455 Money to Loan/Borrow 456 Credit Cards 460 Insurance Co. 465 Oil, Mineral, Water, Land 470 Investment: Stocks/Sale 475 Mortgages for Sale 480 Mortgages Wanted 485 Business Opportunities
488 Home Inspecitions 490 Homes for Sale 492 Homes for Sale/Rent 495 Acreage/Farm/Ranch/Sale 500 Business for Sale 505 Investment Comm. Bus. Prop. 510 Resort Out of Town Property 515 Mobile Homes/Sale 520 Lots for Sale 521 Cemetery Lots for Sale 525 Building to be Moved 530 Real Estate Wanted
535 Apartments, Furnished 540 Apartments, Unfurnished 545 Houses, Furnished 550 Houses, Unfurnished 552 Rent to Own Houses 555 Mobile Homes for Rent 558 Roommates Wanted 560 Sleeping Rooms 565 Rest Homes 569 Mobile Home Lots/Space 570 Mobile Home Courts 571 RV Parks 575 Resort Homes 580 Office/Business Places 585 Warehouse & Storage 590 Farms/Acreage for Rent 600 Want to Rent

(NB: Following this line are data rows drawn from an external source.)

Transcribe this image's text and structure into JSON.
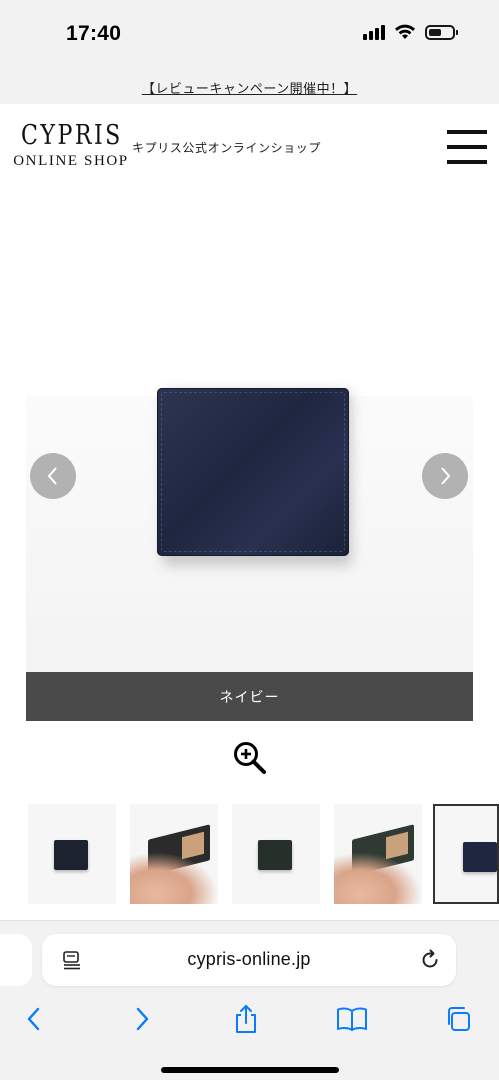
{
  "status_bar": {
    "time": "17:40",
    "icons": [
      "cellular-signal-icon",
      "wifi-icon",
      "battery-icon"
    ]
  },
  "campaign_banner": {
    "text": "【レビューキャンペーン開催中！】"
  },
  "header": {
    "logo_main": "CYPRIS",
    "logo_sub": "ONLINE SHOP",
    "tagline": "キプリス公式オンラインショップ",
    "menu_icon": "hamburger-menu-icon"
  },
  "product_slider": {
    "current_color": "ネイビー",
    "prev_icon": "chevron-left-icon",
    "next_icon": "chevron-right-icon",
    "zoom_icon": "zoom-in-icon",
    "thumbnails": [
      {
        "name": "black-wallet-front"
      },
      {
        "name": "black-wallet-open-in-hands"
      },
      {
        "name": "green-wallet-front"
      },
      {
        "name": "green-wallet-open-in-hands"
      },
      {
        "name": "navy-wallet-front",
        "selected": true
      }
    ]
  },
  "browser": {
    "url": "cypris-online.jp",
    "toolbar": [
      "back-icon",
      "forward-icon",
      "share-icon",
      "bookmarks-icon",
      "tabs-icon"
    ]
  },
  "colors": {
    "status_background": "#f2f2f2",
    "caption_bar": "#4a4a4a",
    "wallet_navy": "#1f2640",
    "ios_blue": "#0a7aff"
  }
}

605 Miscellaneous for Sale 608 Jewelry 610 Garage Sales, Individuals 611 Garage Sales, Businesses 615 Coins/Gold/Silver/Buy 620 Want to Buy – Misc. 625 Antiques 630 Auction Sales 632 Art for Sale 635 Good Things to Eat 640 Household Goods 645 Sewing Machines 650 Washers & Dryers 652 Computer Equipment 655 TV’s & Radios 660 Stereo/Phonographs Access 665 Musical Merchandise 670 Farm Equipment 675 Camera/Photo Equipment 680 Heating Equipment 685 Air Conditioning Equipment 690 Business/Office Equipment 691 Restaurant Equipment 695 Machinery Tools Farm/Ranch 700 Building Materials 705 Lawn/Garden/Fertilizer 710 Plants/Flowers 715 Hay & Feed Sale 720 Livestock Wanted 721 Boarding Stables 725 Livestock Wanted 730 Poultry & Supplies 735 Poultry Wanted 740 Show Fowl 745 Pets for Sale
750 Sports Equipment 755 Bicycles for Sale 760 Hunting & Camping Equipment 765 Guns & Ammunition 770 Boats & Accessories 775 Motorcycles & Scooters 780 RV’s/Campers Hauling 785 Trailers Wanted 788 Auto Transport
790 Automobiles for Sale 795 Pickups/Trucks/Vans 796 SUV’s 800 Auto. Antique/classic 805 Imported Autos 810 Auto Parts & Accessories 815 Wanted to Buy Autos 820 Aircraft Sales/Service
9997 Wed/Anniv/Engage 9998 Obituaries